Go through the listing below. Copy each line that has the string "JSON".

=======

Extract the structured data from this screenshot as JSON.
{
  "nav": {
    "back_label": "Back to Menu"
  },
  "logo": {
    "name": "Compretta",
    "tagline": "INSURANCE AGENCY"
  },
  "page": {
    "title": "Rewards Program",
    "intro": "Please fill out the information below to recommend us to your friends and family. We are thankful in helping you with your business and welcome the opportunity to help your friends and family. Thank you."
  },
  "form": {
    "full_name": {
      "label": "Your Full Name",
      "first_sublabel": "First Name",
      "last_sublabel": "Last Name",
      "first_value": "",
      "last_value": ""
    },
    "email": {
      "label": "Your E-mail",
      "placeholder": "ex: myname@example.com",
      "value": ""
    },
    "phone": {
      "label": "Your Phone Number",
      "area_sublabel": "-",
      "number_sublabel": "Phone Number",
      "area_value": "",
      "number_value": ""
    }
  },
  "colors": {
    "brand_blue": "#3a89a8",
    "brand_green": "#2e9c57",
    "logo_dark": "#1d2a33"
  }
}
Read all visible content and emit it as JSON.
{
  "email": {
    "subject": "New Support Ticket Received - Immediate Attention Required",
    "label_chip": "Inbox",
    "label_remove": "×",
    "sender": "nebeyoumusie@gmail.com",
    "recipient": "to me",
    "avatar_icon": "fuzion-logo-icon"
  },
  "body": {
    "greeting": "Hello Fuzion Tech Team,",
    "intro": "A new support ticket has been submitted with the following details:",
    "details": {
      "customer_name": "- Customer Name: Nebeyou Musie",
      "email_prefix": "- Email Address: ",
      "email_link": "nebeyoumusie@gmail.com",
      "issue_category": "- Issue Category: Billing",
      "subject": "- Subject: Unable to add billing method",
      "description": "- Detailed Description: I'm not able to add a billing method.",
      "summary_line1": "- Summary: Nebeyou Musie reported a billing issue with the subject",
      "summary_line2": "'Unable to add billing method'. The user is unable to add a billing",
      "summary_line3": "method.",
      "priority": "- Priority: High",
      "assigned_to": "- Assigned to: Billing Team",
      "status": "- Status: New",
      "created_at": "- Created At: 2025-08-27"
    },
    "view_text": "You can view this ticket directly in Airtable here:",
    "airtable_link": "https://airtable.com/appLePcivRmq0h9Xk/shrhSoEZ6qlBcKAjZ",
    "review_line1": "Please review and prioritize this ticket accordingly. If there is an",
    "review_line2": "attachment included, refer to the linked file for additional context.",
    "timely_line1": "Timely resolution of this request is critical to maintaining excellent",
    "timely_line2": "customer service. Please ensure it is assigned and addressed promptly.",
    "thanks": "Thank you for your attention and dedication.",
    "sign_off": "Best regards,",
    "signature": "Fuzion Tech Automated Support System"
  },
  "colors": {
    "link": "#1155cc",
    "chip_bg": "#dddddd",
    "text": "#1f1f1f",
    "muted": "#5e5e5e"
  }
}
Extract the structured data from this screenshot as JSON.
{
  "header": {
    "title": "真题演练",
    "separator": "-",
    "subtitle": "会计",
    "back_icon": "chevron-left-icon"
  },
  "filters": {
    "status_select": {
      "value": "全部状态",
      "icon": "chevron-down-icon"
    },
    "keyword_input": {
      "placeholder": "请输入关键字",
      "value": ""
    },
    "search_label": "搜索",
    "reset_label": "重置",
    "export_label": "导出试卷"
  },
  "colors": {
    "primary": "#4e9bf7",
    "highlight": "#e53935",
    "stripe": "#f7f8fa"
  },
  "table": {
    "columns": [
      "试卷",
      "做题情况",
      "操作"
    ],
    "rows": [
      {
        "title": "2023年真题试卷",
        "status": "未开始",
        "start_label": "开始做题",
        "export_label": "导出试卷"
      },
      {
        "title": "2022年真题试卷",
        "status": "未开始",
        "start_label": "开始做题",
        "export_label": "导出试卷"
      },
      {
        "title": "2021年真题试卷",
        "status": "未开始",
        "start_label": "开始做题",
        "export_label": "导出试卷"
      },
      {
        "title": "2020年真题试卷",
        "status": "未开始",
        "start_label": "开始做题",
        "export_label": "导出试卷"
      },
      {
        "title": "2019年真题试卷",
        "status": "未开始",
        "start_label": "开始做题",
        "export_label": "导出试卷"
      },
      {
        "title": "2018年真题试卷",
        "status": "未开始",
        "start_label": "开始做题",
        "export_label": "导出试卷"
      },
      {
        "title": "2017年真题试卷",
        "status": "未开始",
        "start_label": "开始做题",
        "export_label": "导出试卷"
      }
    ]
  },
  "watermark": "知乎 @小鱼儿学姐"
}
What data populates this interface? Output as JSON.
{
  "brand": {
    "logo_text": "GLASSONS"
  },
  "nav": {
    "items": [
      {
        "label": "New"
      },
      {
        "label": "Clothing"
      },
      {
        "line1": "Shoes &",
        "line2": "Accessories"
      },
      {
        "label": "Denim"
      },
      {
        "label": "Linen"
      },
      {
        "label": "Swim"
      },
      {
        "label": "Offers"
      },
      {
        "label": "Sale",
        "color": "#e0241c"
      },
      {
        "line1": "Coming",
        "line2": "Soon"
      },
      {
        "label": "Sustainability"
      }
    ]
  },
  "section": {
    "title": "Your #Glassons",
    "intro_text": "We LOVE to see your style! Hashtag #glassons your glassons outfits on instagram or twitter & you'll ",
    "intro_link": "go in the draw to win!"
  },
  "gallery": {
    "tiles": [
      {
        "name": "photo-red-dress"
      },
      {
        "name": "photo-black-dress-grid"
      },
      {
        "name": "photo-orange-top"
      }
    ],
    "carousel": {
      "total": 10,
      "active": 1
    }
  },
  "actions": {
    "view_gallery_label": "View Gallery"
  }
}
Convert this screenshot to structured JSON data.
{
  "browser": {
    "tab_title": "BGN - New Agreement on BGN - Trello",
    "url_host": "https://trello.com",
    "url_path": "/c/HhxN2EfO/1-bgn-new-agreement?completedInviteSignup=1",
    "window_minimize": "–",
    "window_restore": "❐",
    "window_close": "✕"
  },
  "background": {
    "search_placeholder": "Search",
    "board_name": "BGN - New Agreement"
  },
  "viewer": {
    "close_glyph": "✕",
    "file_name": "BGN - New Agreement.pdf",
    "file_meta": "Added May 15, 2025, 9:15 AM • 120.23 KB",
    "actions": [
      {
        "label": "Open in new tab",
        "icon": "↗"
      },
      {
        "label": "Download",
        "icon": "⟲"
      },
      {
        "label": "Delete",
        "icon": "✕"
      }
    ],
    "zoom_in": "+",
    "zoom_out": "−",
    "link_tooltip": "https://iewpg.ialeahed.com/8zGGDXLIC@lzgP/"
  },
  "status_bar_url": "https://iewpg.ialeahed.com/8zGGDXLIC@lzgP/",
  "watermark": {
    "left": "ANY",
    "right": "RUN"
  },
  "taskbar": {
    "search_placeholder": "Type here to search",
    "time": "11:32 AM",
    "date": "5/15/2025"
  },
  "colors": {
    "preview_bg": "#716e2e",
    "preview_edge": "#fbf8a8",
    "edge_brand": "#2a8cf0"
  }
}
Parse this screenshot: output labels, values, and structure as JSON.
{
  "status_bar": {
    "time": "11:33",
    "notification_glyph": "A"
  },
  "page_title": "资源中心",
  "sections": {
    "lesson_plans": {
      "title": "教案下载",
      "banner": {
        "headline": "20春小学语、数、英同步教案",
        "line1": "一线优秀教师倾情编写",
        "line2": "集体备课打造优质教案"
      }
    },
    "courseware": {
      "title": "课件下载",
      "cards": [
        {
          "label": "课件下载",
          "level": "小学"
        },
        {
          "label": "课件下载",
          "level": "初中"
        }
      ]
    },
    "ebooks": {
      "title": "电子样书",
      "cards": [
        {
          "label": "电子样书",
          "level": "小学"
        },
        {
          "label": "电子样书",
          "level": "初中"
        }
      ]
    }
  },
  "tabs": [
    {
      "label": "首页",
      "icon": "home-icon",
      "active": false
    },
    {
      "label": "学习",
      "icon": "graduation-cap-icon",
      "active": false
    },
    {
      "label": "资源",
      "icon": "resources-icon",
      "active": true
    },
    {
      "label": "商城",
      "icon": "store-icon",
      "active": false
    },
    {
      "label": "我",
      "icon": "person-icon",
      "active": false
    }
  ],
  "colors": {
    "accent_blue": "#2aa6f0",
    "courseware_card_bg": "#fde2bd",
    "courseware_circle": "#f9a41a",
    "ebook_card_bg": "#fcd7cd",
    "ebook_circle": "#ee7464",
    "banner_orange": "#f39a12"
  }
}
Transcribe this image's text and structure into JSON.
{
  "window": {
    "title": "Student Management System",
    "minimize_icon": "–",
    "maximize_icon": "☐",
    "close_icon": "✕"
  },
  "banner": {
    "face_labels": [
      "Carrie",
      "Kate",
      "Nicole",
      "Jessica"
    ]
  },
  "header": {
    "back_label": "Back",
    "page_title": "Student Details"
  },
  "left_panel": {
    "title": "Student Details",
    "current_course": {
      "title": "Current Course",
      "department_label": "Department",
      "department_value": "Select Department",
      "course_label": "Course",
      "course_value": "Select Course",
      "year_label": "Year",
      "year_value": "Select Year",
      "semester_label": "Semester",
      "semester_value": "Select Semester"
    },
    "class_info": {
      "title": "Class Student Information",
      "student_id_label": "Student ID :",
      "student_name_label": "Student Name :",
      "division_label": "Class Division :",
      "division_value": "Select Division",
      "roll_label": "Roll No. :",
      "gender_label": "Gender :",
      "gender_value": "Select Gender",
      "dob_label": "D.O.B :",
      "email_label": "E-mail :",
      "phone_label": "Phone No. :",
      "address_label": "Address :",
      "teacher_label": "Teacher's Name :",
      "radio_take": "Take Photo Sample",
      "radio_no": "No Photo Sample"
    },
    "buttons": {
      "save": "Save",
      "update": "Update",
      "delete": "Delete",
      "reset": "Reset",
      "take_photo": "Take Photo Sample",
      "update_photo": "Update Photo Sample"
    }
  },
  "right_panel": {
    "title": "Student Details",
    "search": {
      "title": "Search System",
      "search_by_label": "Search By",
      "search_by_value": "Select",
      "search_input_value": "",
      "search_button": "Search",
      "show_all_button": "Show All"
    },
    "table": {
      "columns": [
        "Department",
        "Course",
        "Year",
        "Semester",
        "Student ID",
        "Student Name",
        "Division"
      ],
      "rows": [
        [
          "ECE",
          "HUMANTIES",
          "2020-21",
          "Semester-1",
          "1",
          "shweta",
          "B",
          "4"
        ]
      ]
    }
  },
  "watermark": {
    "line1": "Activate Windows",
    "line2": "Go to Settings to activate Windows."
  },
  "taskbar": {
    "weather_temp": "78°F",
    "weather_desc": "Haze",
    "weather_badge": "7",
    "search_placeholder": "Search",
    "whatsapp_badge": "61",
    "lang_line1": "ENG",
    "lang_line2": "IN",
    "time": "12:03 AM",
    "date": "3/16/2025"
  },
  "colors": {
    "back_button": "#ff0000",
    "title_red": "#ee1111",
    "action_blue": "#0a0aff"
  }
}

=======

> **WRITTEN ANSWER**
Extract the structured data from this screenshot as JSON.
Read all visible content and emit it as JSON.
Extract the structured data from this screenshot as JSON.
What data populates this interface? Output as JSON.
Convert this screenshot to structured JSON data.
Parse this screenshot: output labels, values, and structure as JSON.
Transcribe this image's text and structure into JSON.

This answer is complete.